And on another point, Chancellor Angela Merkel and her Environment Minister put profane economic interests above nature and climate protection. The cultivation of oil palms, the fruits of which are used to produce biodiesel, is becoming a real and, above all, rapidly increasing threat to orangutans (and many rainforests worldwide). According to the WWF, Germany is the world's largest importer of palm kernel oil, the seventh most important buyer of crude palm oil and the second largest trading partner for Indonesian palm oil in the EU after the Netherlands. Around 14 million hectares of land are to be turned into oil palm plantations in the next few years to meet the growing demand. To a large extent, this is happening on former rainforest areas whose vegetation was previously destroyed by fire - the emissions of which exacerbate the greenhouse effect and put Southeast Asia under a cloud of smoke that is hazardous to he alth.

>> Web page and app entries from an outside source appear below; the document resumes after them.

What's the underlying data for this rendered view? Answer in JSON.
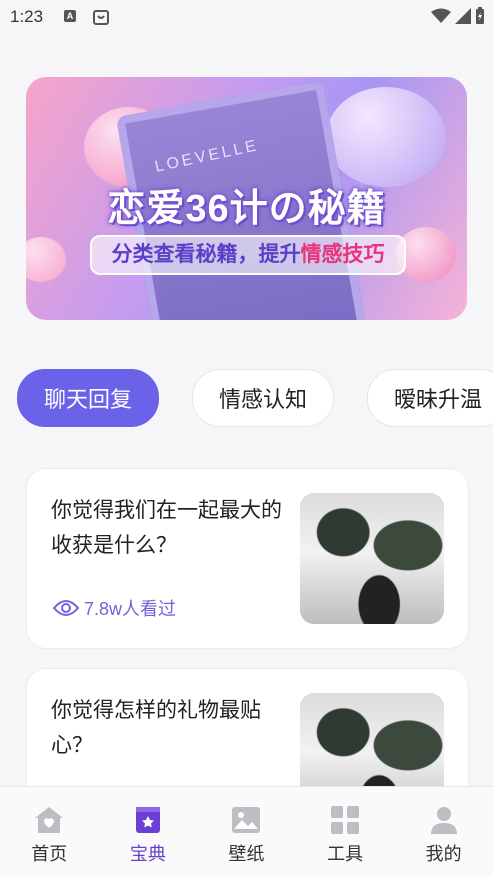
{
  "status_bar": {
    "time": "1:23"
  },
  "banner": {
    "book_label": "LOEVELLE",
    "title": "恋爱36计の秘籍",
    "subtitle_part1": "分类查看秘籍，提升",
    "subtitle_highlight": "情感技巧"
  },
  "categories": [
    {
      "label": "聊天回复",
      "active": true
    },
    {
      "label": "情感认知",
      "active": false
    },
    {
      "label": "暧昧升温",
      "active": false
    }
  ],
  "cards": [
    {
      "title": "你觉得我们在一起最大的收获是什么？",
      "views": "7.8w人看过"
    },
    {
      "title": "你觉得怎样的礼物最贴心？",
      "views": ""
    }
  ],
  "nav": [
    {
      "label": "首页",
      "icon": "home-icon",
      "active": false
    },
    {
      "label": "宝典",
      "icon": "book-icon",
      "active": true
    },
    {
      "label": "壁纸",
      "icon": "image-icon",
      "active": false
    },
    {
      "label": "工具",
      "icon": "grid-icon",
      "active": false
    },
    {
      "label": "我的",
      "icon": "person-icon",
      "active": false
    }
  ],
  "colors": {
    "accent": "#6b62ea",
    "nav_active": "#6a3fd1",
    "highlight": "#e9337d"
  }
}
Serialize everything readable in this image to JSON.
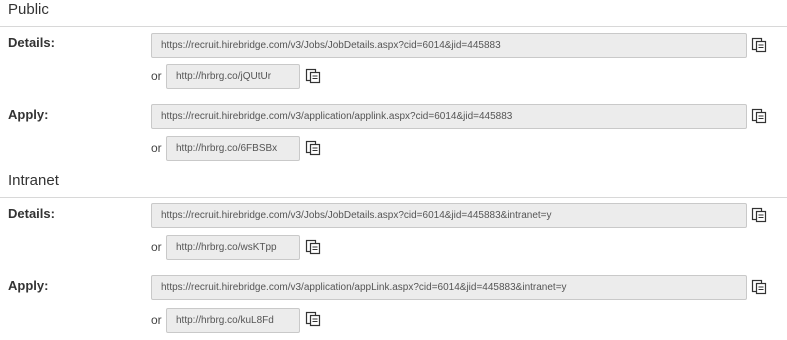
{
  "sections": [
    {
      "title": "Public",
      "rows": [
        {
          "label": "Details:",
          "url": "https://recruit.hirebridge.com/v3/Jobs/JobDetails.aspx?cid=6014&jid=445883",
          "or": "or",
          "short_url": "http://hrbrg.co/jQUtUr"
        },
        {
          "label": "Apply:",
          "url": "https://recruit.hirebridge.com/v3/application/applink.aspx?cid=6014&jid=445883",
          "or": "or",
          "short_url": "http://hrbrg.co/6FBSBx"
        }
      ]
    },
    {
      "title": "Intranet",
      "rows": [
        {
          "label": "Details:",
          "url": "https://recruit.hirebridge.com/v3/Jobs/JobDetails.aspx?cid=6014&jid=445883&intranet=y",
          "or": "or",
          "short_url": "http://hrbrg.co/wsKTpp"
        },
        {
          "label": "Apply:",
          "url": "https://recruit.hirebridge.com/v3/application/appLink.aspx?cid=6014&jid=445883&intranet=y",
          "or": "or",
          "short_url": "http://hrbrg.co/kuL8Fd"
        }
      ]
    }
  ],
  "icons": {
    "copy": "copy-to-clipboard-icon"
  }
}
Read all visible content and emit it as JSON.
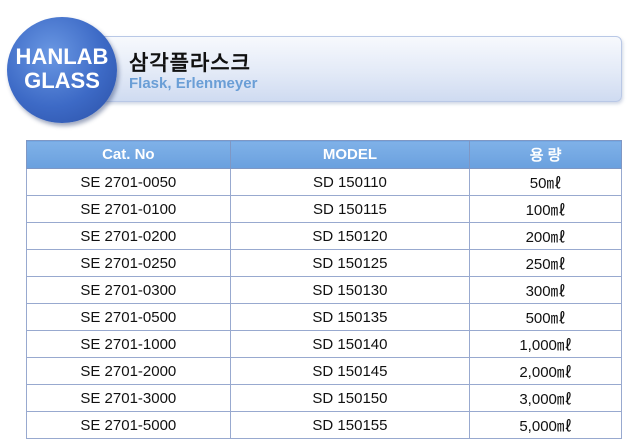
{
  "header": {
    "logo_line1": "HANLAB",
    "logo_line2": "GLASS",
    "title": "삼각플라스크",
    "subtitle": "Flask,  Erlenmeyer"
  },
  "table": {
    "columns": [
      "Cat. No",
      "MODEL",
      "용  량"
    ],
    "rows": [
      {
        "cat": "SE 2701-0050",
        "model": "SD 150110",
        "capacity": "50㎖"
      },
      {
        "cat": "SE 2701-0100",
        "model": "SD 150115",
        "capacity": "100㎖"
      },
      {
        "cat": "SE 2701-0200",
        "model": "SD 150120",
        "capacity": "200㎖"
      },
      {
        "cat": "SE 2701-0250",
        "model": "SD 150125",
        "capacity": "250㎖"
      },
      {
        "cat": "SE 2701-0300",
        "model": "SD 150130",
        "capacity": "300㎖"
      },
      {
        "cat": "SE 2701-0500",
        "model": "SD 150135",
        "capacity": "500㎖"
      },
      {
        "cat": "SE 2701-1000",
        "model": "SD 150140",
        "capacity": "1,000㎖"
      },
      {
        "cat": "SE 2701-2000",
        "model": "SD 150145",
        "capacity": "2,000㎖"
      },
      {
        "cat": "SE 2701-3000",
        "model": "SD 150150",
        "capacity": "3,000㎖"
      },
      {
        "cat": "SE 2701-5000",
        "model": "SD 150155",
        "capacity": "5,000㎖"
      }
    ]
  },
  "colors": {
    "header_bg": "#6aa0de",
    "badge": "#3d6ac6",
    "subtitle": "#6a9ed6"
  }
}
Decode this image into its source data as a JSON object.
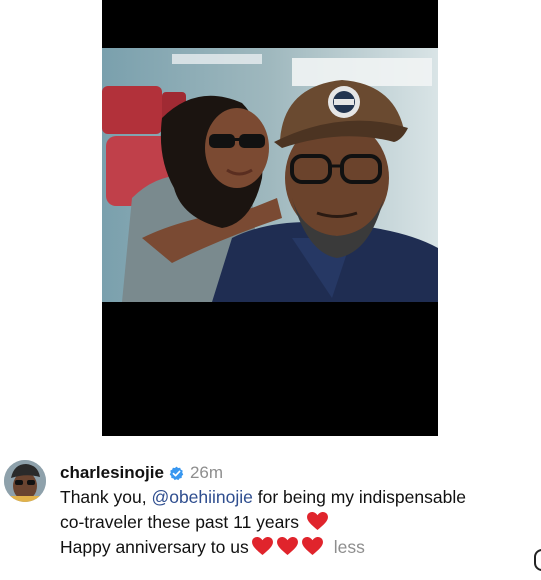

The Federal Government and the European Commission studiously overlook such serious side effects: Their binding initiative for more – allegedly climate-friendly – biofuel at European petrol pumps is no different. It would be counterproductive and probably deadly for the orangutans if watertight, certified proofs of origin for palm oil were not immediately made mandatory and the protection of the remaining Southeast Asian rainforests not made the top priority.
In addition, a law against the illegal timber trade must be passed as soon as possible, which, in addition to ecological incidents, also results in major social and humanitarian catastrophes - the recurring deadly floods and landslides in Indonesia prove it. That and a very profane ethical argument speak for more protection of the primeval forest: The extinction of the orangutans (and thus one of our closest relatives) would be a shame for mankind - also and above all for politicians who think green.